AIM OF THE EXERCISE ▸
Lines below containing the word "active" should be copied out.

Records from a data collection
===============

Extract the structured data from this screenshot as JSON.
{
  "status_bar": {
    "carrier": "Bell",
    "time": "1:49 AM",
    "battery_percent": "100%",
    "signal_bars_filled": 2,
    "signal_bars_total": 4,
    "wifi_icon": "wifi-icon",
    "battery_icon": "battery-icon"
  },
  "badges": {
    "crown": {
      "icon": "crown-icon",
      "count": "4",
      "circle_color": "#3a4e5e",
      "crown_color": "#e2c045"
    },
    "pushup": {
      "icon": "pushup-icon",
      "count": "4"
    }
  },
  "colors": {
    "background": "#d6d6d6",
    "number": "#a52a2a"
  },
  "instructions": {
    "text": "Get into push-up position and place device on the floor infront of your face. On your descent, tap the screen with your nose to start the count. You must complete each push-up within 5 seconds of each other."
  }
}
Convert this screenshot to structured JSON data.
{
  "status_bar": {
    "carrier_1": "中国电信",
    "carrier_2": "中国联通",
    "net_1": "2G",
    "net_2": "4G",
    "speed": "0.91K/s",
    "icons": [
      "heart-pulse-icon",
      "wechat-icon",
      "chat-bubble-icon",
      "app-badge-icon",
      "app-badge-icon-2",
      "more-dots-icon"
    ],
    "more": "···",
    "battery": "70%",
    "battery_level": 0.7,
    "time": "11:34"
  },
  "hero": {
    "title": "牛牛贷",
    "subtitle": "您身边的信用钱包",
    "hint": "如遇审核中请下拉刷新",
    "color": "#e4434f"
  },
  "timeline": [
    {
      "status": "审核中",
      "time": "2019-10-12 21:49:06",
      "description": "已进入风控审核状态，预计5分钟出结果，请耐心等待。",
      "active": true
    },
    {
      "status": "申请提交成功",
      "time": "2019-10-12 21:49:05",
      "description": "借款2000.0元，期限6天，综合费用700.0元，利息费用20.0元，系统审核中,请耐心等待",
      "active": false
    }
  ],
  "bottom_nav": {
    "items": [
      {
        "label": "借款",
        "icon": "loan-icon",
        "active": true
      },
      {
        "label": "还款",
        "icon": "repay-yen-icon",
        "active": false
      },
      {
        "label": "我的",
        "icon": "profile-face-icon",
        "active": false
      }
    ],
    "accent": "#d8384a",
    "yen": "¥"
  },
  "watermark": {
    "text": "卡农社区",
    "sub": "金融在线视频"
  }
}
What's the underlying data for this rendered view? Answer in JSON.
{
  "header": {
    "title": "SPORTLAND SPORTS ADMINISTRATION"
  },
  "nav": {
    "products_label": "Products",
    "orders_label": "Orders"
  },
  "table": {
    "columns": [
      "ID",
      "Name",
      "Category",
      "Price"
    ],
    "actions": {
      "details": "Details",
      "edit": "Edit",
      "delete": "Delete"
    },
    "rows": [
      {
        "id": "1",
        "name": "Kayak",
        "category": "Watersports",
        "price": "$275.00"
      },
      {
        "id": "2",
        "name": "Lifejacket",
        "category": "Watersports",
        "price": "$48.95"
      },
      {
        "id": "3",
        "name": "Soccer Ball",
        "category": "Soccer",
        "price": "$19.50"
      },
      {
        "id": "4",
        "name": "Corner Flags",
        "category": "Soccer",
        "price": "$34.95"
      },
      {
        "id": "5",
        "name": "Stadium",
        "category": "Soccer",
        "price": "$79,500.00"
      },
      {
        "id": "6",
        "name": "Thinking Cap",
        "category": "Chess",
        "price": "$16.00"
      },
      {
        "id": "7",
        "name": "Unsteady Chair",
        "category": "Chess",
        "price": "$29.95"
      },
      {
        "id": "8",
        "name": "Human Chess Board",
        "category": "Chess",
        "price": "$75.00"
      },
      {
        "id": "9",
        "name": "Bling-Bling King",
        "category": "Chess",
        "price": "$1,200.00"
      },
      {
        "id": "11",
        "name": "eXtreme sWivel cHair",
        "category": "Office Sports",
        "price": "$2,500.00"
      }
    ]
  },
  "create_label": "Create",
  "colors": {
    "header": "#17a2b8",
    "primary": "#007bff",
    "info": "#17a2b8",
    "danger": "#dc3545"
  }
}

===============

RESULT BELOW ▸
      "active": true
      "active": false
        "active": true
        "active": false
        "active": false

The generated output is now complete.